##  [3] "d:/workspace/baz"                 "d:/workspace/quux. quuux"        
##  [5] "C:/Program Files/R/R-3.1.0"       "C:/Users/richie/Documents"       
##  [7] "C:/Users/richie/Documents/quuuux" "/"                               
##  [9] "d:/workspace"                     "d:/"                             
## [11] NA 

strip_extension(x, include_dir = FALSE)
##         somedir/foo.tgz another dir\\bar.tar.gz                     baz 
##                   "foo"                   "bar"                   "baz" 
##        quux. quuux.tbz2  C:/PROGRA~1/R/R-31~1.0                       ~ 
##           "quux. quuux"                      ""                      "" 
##         ~/quuuux.tar.xz                                               . 
##                "quuuux"                      ""                      "" 
##                      ..                    <NA> 
##                      ""                      NA 

You can also get your original file location (in a standardised form) using

recompose_path(decomposed)
##  [1] "d:/workspace/somedir/foo.tgz"           
##  [2] "d:/workspace/another dir/bar.tar.gz"    
##  [3] "d:/workspace/baz"                       
##  [4] "d:/workspace/quux. quuux.tbz2"          
##  [5] "C:/Program Files/R/R-3.1.0"             
##  [6] "C:/Users/richie/Documents"              
##  [7] "C:/Users/richie/Documents/quuuux.tar.xz"
##  [8] "/"                                      
##  [9] "d:/workspace"                           
## [10] "d:/"                                    
## [11] NA 

The package also contains a few other path utilities.

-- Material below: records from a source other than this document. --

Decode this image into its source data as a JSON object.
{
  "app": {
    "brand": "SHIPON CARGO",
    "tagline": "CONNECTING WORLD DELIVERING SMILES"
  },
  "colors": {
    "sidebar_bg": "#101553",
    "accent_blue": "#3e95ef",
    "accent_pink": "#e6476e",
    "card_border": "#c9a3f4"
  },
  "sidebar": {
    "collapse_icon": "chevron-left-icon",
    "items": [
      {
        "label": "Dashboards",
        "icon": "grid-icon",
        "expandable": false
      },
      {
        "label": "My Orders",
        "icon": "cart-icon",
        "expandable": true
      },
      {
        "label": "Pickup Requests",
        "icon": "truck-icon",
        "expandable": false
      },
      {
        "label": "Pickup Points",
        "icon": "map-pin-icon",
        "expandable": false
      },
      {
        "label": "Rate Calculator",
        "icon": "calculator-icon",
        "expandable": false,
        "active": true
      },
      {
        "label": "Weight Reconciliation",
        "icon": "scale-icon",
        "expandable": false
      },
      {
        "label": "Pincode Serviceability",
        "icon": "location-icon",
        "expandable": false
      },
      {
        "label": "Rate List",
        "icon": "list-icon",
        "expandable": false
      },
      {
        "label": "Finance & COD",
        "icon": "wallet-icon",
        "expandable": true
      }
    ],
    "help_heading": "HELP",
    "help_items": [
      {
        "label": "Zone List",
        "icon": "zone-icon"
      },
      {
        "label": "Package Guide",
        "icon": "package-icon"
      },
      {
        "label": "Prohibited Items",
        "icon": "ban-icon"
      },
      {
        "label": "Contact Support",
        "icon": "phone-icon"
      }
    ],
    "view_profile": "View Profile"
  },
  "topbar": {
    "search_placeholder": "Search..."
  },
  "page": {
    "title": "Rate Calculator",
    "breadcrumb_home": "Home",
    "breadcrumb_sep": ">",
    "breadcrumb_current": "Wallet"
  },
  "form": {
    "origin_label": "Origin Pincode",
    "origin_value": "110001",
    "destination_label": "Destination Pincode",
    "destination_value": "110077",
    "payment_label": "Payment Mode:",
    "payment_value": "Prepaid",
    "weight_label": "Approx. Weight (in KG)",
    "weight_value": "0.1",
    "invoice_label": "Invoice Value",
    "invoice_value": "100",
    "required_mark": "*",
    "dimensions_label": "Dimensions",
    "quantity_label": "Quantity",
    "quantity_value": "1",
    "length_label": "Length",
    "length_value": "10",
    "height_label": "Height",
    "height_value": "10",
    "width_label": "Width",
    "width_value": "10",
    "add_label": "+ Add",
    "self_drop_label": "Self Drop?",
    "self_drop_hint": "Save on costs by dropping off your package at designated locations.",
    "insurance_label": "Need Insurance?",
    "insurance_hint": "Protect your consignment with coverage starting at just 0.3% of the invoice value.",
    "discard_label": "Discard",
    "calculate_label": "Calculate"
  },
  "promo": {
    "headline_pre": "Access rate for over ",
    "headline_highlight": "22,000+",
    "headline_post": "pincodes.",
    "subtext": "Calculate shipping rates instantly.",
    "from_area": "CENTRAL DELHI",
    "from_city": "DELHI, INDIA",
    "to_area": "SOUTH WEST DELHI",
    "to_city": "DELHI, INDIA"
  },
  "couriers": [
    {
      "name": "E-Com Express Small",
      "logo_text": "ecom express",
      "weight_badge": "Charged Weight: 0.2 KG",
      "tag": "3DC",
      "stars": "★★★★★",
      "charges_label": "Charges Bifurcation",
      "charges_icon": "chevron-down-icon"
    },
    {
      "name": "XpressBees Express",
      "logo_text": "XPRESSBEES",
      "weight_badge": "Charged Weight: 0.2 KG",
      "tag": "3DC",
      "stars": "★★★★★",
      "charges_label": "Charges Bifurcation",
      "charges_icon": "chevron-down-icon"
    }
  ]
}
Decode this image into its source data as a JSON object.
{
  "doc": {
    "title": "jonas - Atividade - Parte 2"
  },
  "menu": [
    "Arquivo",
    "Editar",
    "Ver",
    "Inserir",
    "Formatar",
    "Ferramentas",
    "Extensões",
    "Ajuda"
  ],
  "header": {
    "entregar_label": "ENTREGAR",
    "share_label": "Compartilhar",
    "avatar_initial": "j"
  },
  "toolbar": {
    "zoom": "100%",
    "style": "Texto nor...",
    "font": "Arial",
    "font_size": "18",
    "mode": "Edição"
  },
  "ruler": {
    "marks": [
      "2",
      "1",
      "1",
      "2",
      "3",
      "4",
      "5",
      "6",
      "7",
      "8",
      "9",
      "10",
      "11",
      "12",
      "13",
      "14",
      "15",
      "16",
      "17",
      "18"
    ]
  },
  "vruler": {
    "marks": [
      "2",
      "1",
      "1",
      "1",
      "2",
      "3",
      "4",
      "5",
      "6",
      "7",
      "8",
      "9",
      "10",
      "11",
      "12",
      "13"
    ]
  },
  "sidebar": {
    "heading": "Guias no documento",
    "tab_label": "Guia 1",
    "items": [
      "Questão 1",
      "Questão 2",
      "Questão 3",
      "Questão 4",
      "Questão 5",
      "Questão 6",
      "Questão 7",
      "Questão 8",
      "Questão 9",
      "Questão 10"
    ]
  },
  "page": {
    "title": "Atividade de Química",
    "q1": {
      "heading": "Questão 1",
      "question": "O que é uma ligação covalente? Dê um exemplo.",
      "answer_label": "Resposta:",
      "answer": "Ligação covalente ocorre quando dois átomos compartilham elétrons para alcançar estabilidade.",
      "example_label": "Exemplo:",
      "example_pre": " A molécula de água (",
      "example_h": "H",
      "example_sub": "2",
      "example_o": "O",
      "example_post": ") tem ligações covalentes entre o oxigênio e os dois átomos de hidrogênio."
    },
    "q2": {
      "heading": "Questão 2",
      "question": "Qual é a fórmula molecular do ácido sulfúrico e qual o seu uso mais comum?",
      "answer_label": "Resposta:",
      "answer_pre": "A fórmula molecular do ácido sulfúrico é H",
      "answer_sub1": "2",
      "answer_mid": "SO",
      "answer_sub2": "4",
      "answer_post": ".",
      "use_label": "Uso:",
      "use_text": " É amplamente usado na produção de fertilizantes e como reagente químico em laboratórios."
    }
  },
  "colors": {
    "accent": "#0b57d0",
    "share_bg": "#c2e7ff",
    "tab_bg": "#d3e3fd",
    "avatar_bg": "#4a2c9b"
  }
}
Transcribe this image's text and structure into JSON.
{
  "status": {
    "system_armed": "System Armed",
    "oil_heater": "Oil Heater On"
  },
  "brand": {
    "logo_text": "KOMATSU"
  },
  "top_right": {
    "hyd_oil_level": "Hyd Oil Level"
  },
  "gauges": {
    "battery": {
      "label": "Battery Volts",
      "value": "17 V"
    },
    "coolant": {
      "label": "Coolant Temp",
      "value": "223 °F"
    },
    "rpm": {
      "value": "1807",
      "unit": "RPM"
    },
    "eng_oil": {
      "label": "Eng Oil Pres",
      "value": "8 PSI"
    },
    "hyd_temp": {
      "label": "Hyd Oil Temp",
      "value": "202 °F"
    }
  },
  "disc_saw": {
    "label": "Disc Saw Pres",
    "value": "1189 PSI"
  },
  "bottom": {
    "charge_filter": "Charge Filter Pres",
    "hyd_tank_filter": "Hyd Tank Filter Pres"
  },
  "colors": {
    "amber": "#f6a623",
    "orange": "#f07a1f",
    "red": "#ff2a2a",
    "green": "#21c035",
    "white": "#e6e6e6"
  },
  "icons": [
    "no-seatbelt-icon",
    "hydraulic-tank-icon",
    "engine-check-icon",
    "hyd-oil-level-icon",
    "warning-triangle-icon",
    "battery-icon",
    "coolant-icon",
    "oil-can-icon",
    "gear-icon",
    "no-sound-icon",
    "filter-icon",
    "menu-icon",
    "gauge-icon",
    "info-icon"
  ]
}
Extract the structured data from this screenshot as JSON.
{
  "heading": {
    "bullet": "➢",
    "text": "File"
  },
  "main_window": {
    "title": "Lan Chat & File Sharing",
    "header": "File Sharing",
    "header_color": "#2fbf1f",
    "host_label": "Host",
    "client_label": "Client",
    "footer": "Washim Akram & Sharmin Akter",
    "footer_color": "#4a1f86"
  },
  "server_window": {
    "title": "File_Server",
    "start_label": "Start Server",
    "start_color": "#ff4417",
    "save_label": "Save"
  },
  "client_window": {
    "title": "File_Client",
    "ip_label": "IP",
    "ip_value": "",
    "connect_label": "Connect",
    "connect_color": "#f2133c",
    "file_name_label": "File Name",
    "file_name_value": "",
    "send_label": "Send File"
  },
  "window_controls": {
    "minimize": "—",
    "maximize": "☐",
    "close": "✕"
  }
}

The standardisation I mentioned comes from standardise_path (standardize_path also available for Americans), and there’s a dir_copy function for copying directories.

It’s brand new, so after I’ve complained about other people’s code, I’m sure karma will ensure that you’ll find a bug or two, but I hope you find it useful.